But people who stuck with their exercise programs got the most benefits in terms of pain relief and mobility, regardless of the activity they chose.
Researcher Tatyana A. Shamliyan, MD, of the University of Minnesota School of Public Health, says many people with arthritis-related knee pain don’t exercise because it hurts, or they start an exercise program but quickly give it up.
“For people with osteoarthritis, exercise can increase knee pain, at least short-term, and that can be a big deterrent,” she says. “That is why it is so important to start under the supervision of a physical therapist.”
Kneeosteoarthritis is a top cause of disability in the United States, affecting mostly older people.
According to the CDC, half of adults who reach the age of 85 will develop osteoarthritis-related knee pain. Two-thirds of obese adults will do the same in their lifetimes.
In the new review, published in the Nov. 6 issue of the Annals of Internal Medicine, Shamliyan and colleagues looked at 193 studies conducted between 1970 and 2012 that examined nonsurgical and non-drug treatments for osteoarthritis-related knee pain.

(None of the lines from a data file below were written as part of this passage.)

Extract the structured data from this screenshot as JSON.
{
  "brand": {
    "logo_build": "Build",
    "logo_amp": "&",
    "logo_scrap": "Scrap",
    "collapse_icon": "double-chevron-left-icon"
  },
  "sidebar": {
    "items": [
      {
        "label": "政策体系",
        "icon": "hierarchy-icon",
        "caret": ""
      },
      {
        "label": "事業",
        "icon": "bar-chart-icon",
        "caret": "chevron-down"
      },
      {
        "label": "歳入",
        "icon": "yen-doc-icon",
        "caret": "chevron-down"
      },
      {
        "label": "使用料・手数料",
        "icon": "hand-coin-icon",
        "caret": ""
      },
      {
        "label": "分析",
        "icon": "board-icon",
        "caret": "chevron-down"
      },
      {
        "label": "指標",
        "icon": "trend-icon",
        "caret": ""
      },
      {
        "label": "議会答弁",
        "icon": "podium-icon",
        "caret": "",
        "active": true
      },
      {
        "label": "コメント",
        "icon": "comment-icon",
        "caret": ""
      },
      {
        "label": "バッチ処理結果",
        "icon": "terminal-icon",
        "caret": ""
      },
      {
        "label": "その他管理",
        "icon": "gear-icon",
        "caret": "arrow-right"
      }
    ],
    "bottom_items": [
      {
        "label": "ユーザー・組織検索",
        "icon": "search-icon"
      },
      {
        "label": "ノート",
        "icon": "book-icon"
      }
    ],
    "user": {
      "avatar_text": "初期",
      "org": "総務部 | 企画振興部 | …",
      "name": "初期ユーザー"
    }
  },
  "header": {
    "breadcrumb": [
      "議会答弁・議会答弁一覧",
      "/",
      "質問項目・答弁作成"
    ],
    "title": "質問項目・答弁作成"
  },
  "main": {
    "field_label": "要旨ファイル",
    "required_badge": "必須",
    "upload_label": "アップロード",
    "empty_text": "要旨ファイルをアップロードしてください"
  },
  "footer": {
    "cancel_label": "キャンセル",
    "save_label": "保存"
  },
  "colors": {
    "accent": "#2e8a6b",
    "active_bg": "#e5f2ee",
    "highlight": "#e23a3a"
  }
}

The studies measured the impact of the treatments on pain, disability, and quality of life.
While the studies showed a benefit for some activities, including low-impact aerobic exercise, water aerobics, and strength training, they were unable to show a benefit for others.
This does not mean that these therapies have no value in the treatment of arthritis-related knee pain, the authors conclude.
A major limitation of the study was that the researchers were only able to assess the impact of individual treatments, says University of Delaware assistant professor of physical therapy Joseph Zeni Jr., PhD.
He points out that physical therapy programs typically include a variety of different therapies, and the impact of any one on specific result such as pain, range of movement, and overall ability is difficult to determine.